*Your assignment*. All entries are to be quoted exactly; the images stay out of the copy.

*Stored data*.

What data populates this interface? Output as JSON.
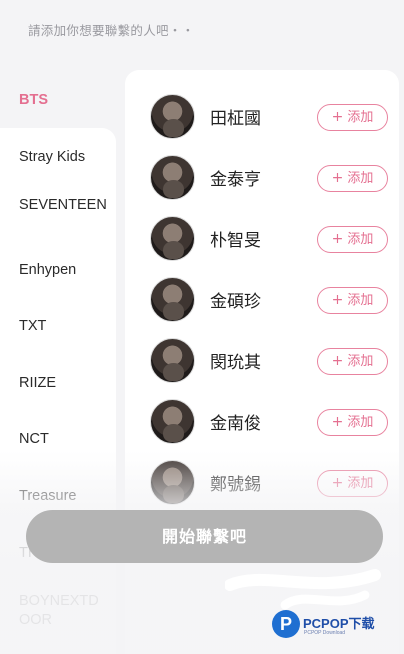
{
  "header": {
    "hint": "請添加你想要聯繫的人吧・・"
  },
  "sidebar": {
    "items": [
      {
        "label": "BTS",
        "active": true
      },
      {
        "label": "Stray Kids"
      },
      {
        "label": "SEVENTEEN"
      },
      {
        "label": "Enhypen"
      },
      {
        "label": "TXT"
      },
      {
        "label": "RIIZE"
      },
      {
        "label": "NCT"
      },
      {
        "label": "Treasure"
      },
      {
        "label": "THE BOYZ"
      },
      {
        "label": "BOYNEXTDOOR"
      }
    ]
  },
  "members": [
    {
      "name": "田柾國"
    },
    {
      "name": "金泰亨"
    },
    {
      "name": "朴智旻"
    },
    {
      "name": "金碩珍"
    },
    {
      "name": "閔玧其"
    },
    {
      "name": "金南俊"
    },
    {
      "name": "鄭號錫"
    }
  ],
  "add_label": "添加",
  "start_button": "開始聯繫吧",
  "watermark": {
    "logo": "P",
    "title": "PCPOP下载",
    "sub": "PCPOP Download"
  },
  "colors": {
    "accent": "#e46f90",
    "disabled_button": "#b4b4b4",
    "background": "#f4f4f6"
  }
}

*Expected answer*.
What data populates this interface? Output as JSON.
{
  "header": {
    "hint": "請添加你想要聯繫的人吧・・"
  },
  "sidebar": {
    "items": [
      {
        "label": "BTS",
        "active": true
      },
      {
        "label": "Stray Kids"
      },
      {
        "label": "SEVENTEEN"
      },
      {
        "label": "Enhypen"
      },
      {
        "label": "TXT"
      },
      {
        "label": "RIIZE"
      },
      {
        "label": "NCT"
      },
      {
        "label": "Treasure"
      },
      {
        "label": "THE BOYZ"
      },
      {
        "label": "BOYNEXTDOOR"
      }
    ]
  },
  "members": [
    {
      "name": "田柾國"
    },
    {
      "name": "金泰亨"
    },
    {
      "name": "朴智旻"
    },
    {
      "name": "金碩珍"
    },
    {
      "name": "閔玧其"
    },
    {
      "name": "金南俊"
    },
    {
      "name": "鄭號錫"
    }
  ],
  "add_label": "添加",
  "start_button": "開始聯繫吧",
  "watermark": {
    "logo": "P",
    "title": "PCPOP下载",
    "sub": "PCPOP Download"
  },
  "colors": {
    "accent": "#e46f90",
    "disabled_button": "#b4b4b4",
    "background": "#f4f4f6"
  }
}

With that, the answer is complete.